As hard as this sounds on Whyte, UKAD probably had to make an example of somebody. The drip-drip of MHA positives demanded it - a message had to be sent.
"[The medicines watchdog] ruled that products containing MHA needed to be removed from the UK market in August," said UKAD's director of communications and education Nicola Newman.
"The fact that Whyte purchased a product containing this ingredient after that date should remind all athletes that they need to be vigilant when considering supplementing their diet."
Unsurprisingly, this is a justification for a severe sentence that Whyte's lawyer does not buy.
Methylhexaneamine (or Dimethylamylamine, DMAA)
- An organic compound trademarked in 1944, it has been used as a dietary supplement, nasal decongestant and general stimulant
- Marketed under many names, MHA's safety has been questioned, with the death of London Marathon runner Claire Squires being a high-profile case
- The World Anti-Doping Agency listed it as a controlled stimulant in 2004, and completely banned it in 2011
- The first big wave of positive tests came in 2010 at the Commonwealth Games and in Australian professional sport
"This decision illustrates the enormous threshold of personal responsibility placed on athletes," said lawyer Dr Gregory Ioannidis.
"It also demonstrates the harsh and unfair operation of 'strict liability', as it places athletes with no knowledge that the supplement contained a banned substance in the same category as those who intend to cheat.
"This cannot be correct and sporting bodies must assume some responsibility regarding education and effective communication."
But there is another answer, one that Ioannidis recognises: stop taking supplements altogether.
It is a solution advocated by the British Dietetic Association (BDA), the trade association for dietitians, and the body responsible for running the Sport and Exercise Nutrition Register, a voluntary list of practitioners working in elite sport.
"The question I often ask is why take supplements in the first place?" said BDA chief executive Andy Burman.
"In most cases, even in elite sports, diet can tackle the issue rather than supplements.
"I also wonder who was guiding them through the pre-fight regime? Who was advising them on what to eat and drink in the build-up to their fights, advising them on the pitfalls?"
Whyte knows this now. He has learned the hard way. And he will have plenty of time over the next 18 months to reflect on the mistakes he made in his pre-fight regime.
But in the meantime there are bigger worries.
"I've got three kids and boxing is my only way of providing a living for them," said Whyte.
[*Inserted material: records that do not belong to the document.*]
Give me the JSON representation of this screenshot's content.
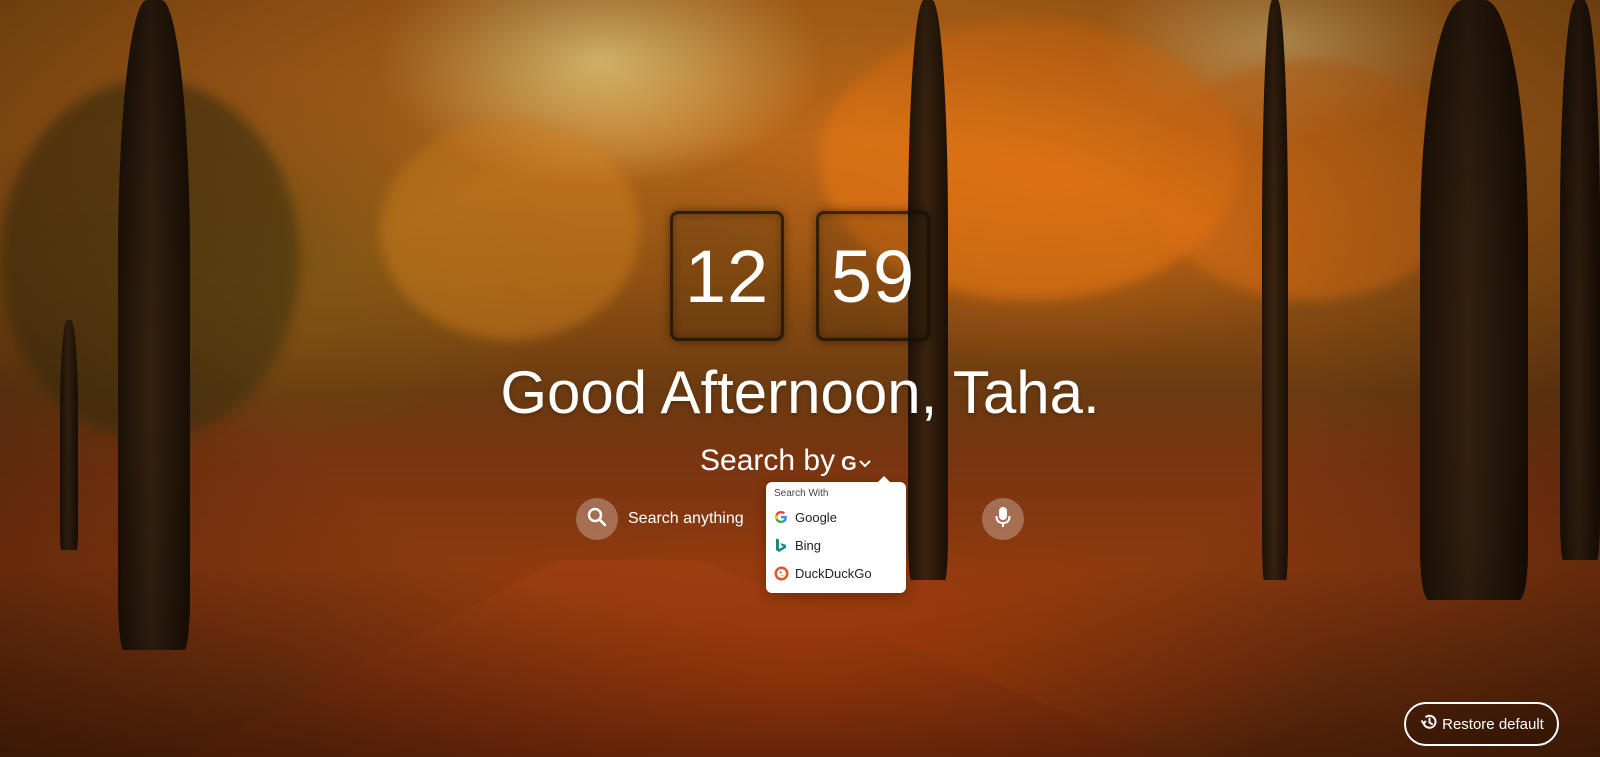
{
  "clock": {
    "hours": "12",
    "minutes": "59"
  },
  "greeting": "Good Afternoon, Taha.",
  "search_by": {
    "label": "Search by",
    "selected_engine_glyph": "G"
  },
  "search": {
    "placeholder": "Search anything"
  },
  "engine_menu": {
    "heading": "Search With",
    "items": [
      {
        "label": "Google",
        "icon": "google-icon"
      },
      {
        "label": "Bing",
        "icon": "bing-icon"
      },
      {
        "label": "DuckDuckGo",
        "icon": "duckduckgo-icon"
      }
    ]
  },
  "restore": {
    "label": "Restore default"
  },
  "colors": {
    "text": "#ffffff",
    "menu_bg": "#ffffff",
    "bing": "#138a7a",
    "duckduckgo": "#de5833"
  }
}
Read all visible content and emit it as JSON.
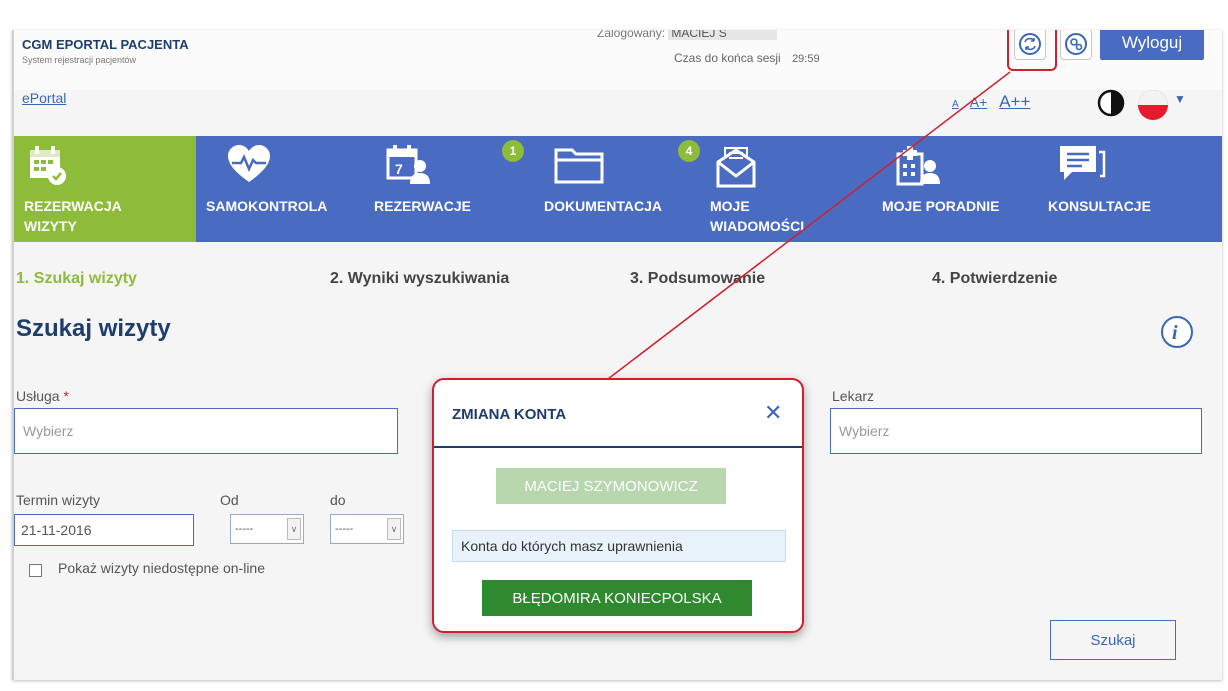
{
  "header": {
    "brand_title": "CGM EPORTAL PACJENTA",
    "brand_subtitle": "System rejestracji pacjentów",
    "logged_label": "Zalogowany:",
    "logged_user": "MACIEJ S",
    "session_label": "Czas do końca sesji",
    "session_time": "29:59",
    "logout_label": "Wyloguj",
    "eportal_link": "ePortal",
    "font_a": "A",
    "font_aplus": "A+",
    "font_aplusplus": "A++"
  },
  "nav": {
    "items": [
      {
        "label_line1": "REZERWACJA",
        "label_line2": "WIZYTY",
        "icon": "calendar-check-icon",
        "active": true
      },
      {
        "label_line1": "SAMOKONTROLA",
        "label_line2": "",
        "icon": "heart-pulse-icon"
      },
      {
        "label_line1": "REZERWACJE",
        "label_line2": "",
        "icon": "calendar-person-icon"
      },
      {
        "label_line1": "DOKUMENTACJA",
        "label_line2": "",
        "icon": "folder-icon",
        "badge": "1"
      },
      {
        "label_line1": "MOJE",
        "label_line2": "WIADOMOŚCI",
        "icon": "envelope-icon",
        "badge": "4"
      },
      {
        "label_line1": "MOJE PORADNIE",
        "label_line2": "",
        "icon": "clinic-icon"
      },
      {
        "label_line1": "KONSULTACJE",
        "label_line2": "",
        "icon": "chat-icon"
      }
    ]
  },
  "steps": [
    "1. Szukaj wizyty",
    "2. Wyniki wyszukiwania",
    "3. Podsumowanie",
    "4. Potwierdzenie"
  ],
  "form": {
    "title": "Szukaj wizyty",
    "service_label": "Usługa",
    "service_required": "*",
    "service_placeholder": "Wybierz",
    "doctor_label": "Lekarz",
    "doctor_placeholder": "Wybierz",
    "term_label": "Termin wizyty",
    "date_value": "21-11-2016",
    "from_label": "Od",
    "to_label": "do",
    "from_value": "-----",
    "to_value": "-----",
    "show_unavailable": "Pokaż wizyty niedostępne on-line",
    "search_button": "Szukaj"
  },
  "modal": {
    "title": "ZMIANA KONTA",
    "current_account": "MACIEJ SZYMONOWICZ",
    "accounts_header": "Konta do których masz uprawnienia",
    "accounts": [
      "BŁĘDOMIRA KONIECPOLSKA"
    ]
  },
  "colors": {
    "nav_blue": "#4a6bc2",
    "active_green": "#8dbb3a",
    "highlight_red": "#d0202e",
    "account_green": "#2f8a2f"
  }
}
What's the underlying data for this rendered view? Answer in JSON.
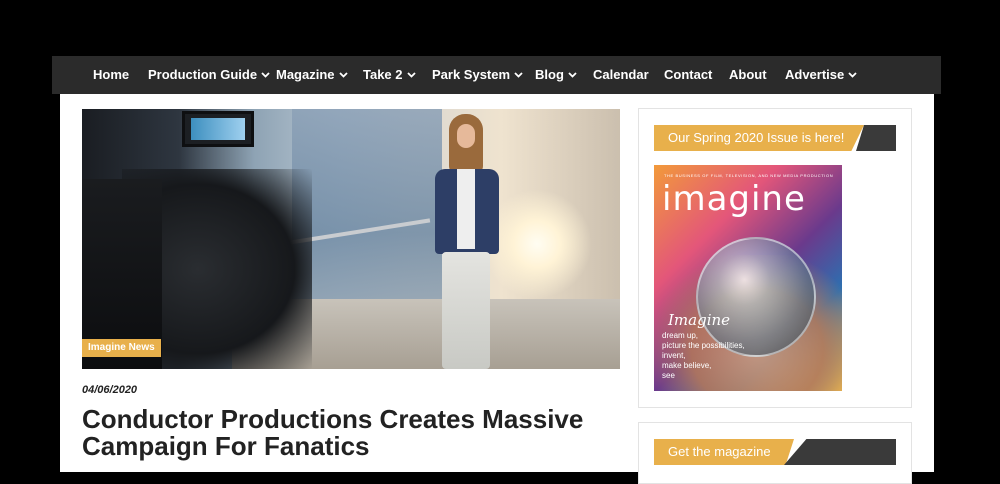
{
  "nav": {
    "items": [
      {
        "label": "Home",
        "dropdown": false
      },
      {
        "label": "Production Guide",
        "dropdown": true
      },
      {
        "label": "Magazine",
        "dropdown": true
      },
      {
        "label": "Take 2",
        "dropdown": true
      },
      {
        "label": "Park System",
        "dropdown": true
      },
      {
        "label": "Blog",
        "dropdown": true
      },
      {
        "label": "Calendar",
        "dropdown": false
      },
      {
        "label": "Contact",
        "dropdown": false
      },
      {
        "label": "About",
        "dropdown": false
      },
      {
        "label": "Advertise",
        "dropdown": true
      }
    ]
  },
  "post": {
    "category_badge": "Imagine News",
    "date": "04/06/2020",
    "title": "Conductor Productions Creates Massive Campaign For Fanatics"
  },
  "sidebar": {
    "widget1": {
      "heading": "Our Spring 2020 Issue is here!",
      "cover": {
        "tagline": "THE BUSINESS OF FILM, TELEVISION, AND NEW MEDIA PRODUCTION",
        "masthead": "imagine",
        "script_word": "Imagine",
        "lines": [
          "dream up,",
          "picture the possibilities,",
          "invent,",
          "make believe,",
          "see"
        ]
      }
    },
    "widget2": {
      "heading": "Get the magazine"
    }
  },
  "colors": {
    "accent_gold": "#e8b04b",
    "nav_bg": "#2b2b2b",
    "dark_tab": "#3a3a3a"
  },
  "icons": {
    "dropdown": "chevron-down-icon"
  }
}
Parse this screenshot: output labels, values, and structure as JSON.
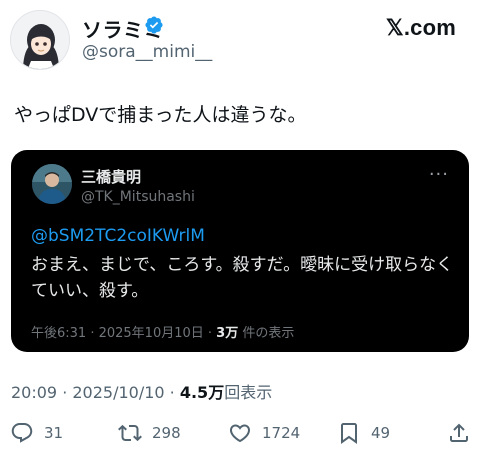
{
  "header": {
    "author_name": "ソラミミ",
    "author_handle": "@sora__mimi__",
    "brand": "𝕏.com",
    "avatar_icon": "anime-girl-avatar",
    "verified_color": "#1d9bf0"
  },
  "tweet": {
    "text": "やっぱDVで捕まった人は違うな。"
  },
  "quote": {
    "author_name": "三橋貴明",
    "author_handle": "@TK_Mitsuhashi",
    "more": "···",
    "mention": "@bSM2TC2coIKWrlM",
    "text": "おまえ、まじで、ころす。殺すだ。曖昧に受け取らなくていい、殺す。",
    "meta_time": "午後6:31 · 2025年10月10日 · ",
    "meta_views_num": "3万",
    "meta_views_label": " 件の表示"
  },
  "meta": {
    "time": "20:09 · 2025/10/10 · ",
    "views_num": "4.5万",
    "views_label": "回表示"
  },
  "actions": {
    "replies": "31",
    "reposts": "298",
    "likes": "1724",
    "bookmarks": "49"
  },
  "colors": {
    "accent": "#1d9bf0",
    "quote_bg": "#000000",
    "muted": "#536471"
  }
}
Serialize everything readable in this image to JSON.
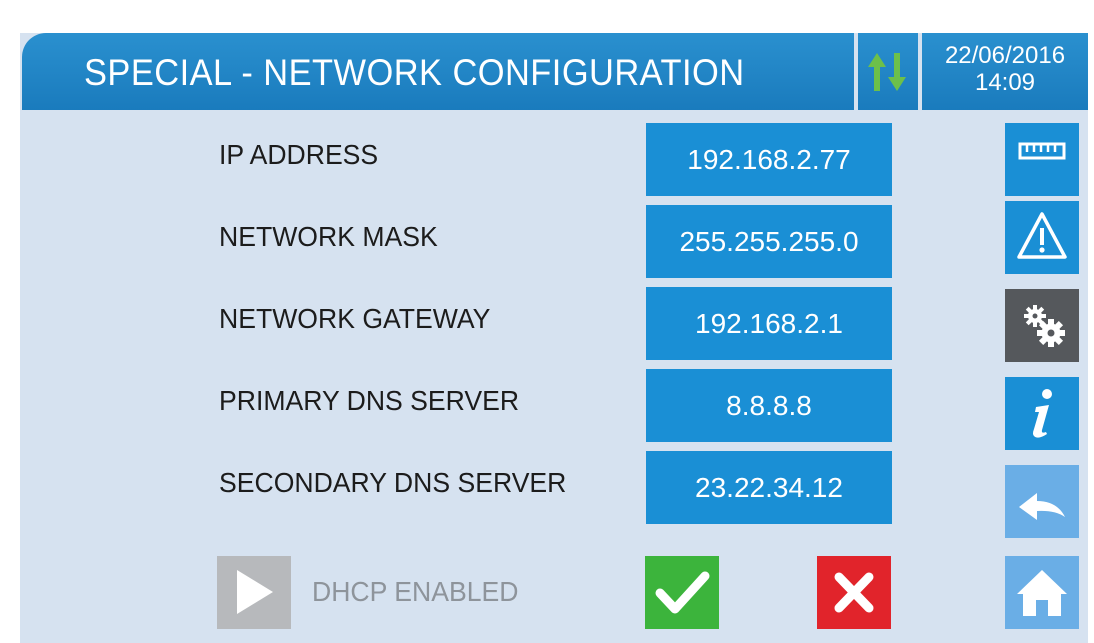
{
  "header": {
    "title": "SPECIAL - NETWORK CONFIGURATION",
    "date": "22/06/2016",
    "time": "14:09"
  },
  "fields": [
    {
      "label": "IP ADDRESS",
      "value": "192.168.2.77"
    },
    {
      "label": "NETWORK MASK",
      "value": "255.255.255.0"
    },
    {
      "label": "NETWORK GATEWAY",
      "value": "192.168.2.1"
    },
    {
      "label": "PRIMARY DNS SERVER",
      "value": "8.8.8.8"
    },
    {
      "label": "SECONDARY DNS SERVER",
      "value": "23.22.34.12"
    }
  ],
  "dhcp": {
    "label": "DHCP ENABLED",
    "enabled": false
  },
  "sidebar": {
    "items": [
      {
        "icon": "ruler-icon"
      },
      {
        "icon": "warning-icon"
      },
      {
        "icon": "gears-icon",
        "active": true
      },
      {
        "icon": "info-icon"
      },
      {
        "icon": "back-icon"
      },
      {
        "icon": "home-icon"
      }
    ]
  },
  "colors": {
    "accent": "#1a8fd5",
    "background": "#d6e2f0",
    "confirm": "#3cb43c",
    "cancel": "#e1242b",
    "active": "#55585c",
    "disabled": "#b7b9bc"
  }
}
"I didn't do too well at school, to be honest, but boxing saved me and changed my life. And it was going well, because I knew it was my best chance in life.
"Now I don't know how I'm going to earn a living for me and my children."
And some say boxing is a cruel game.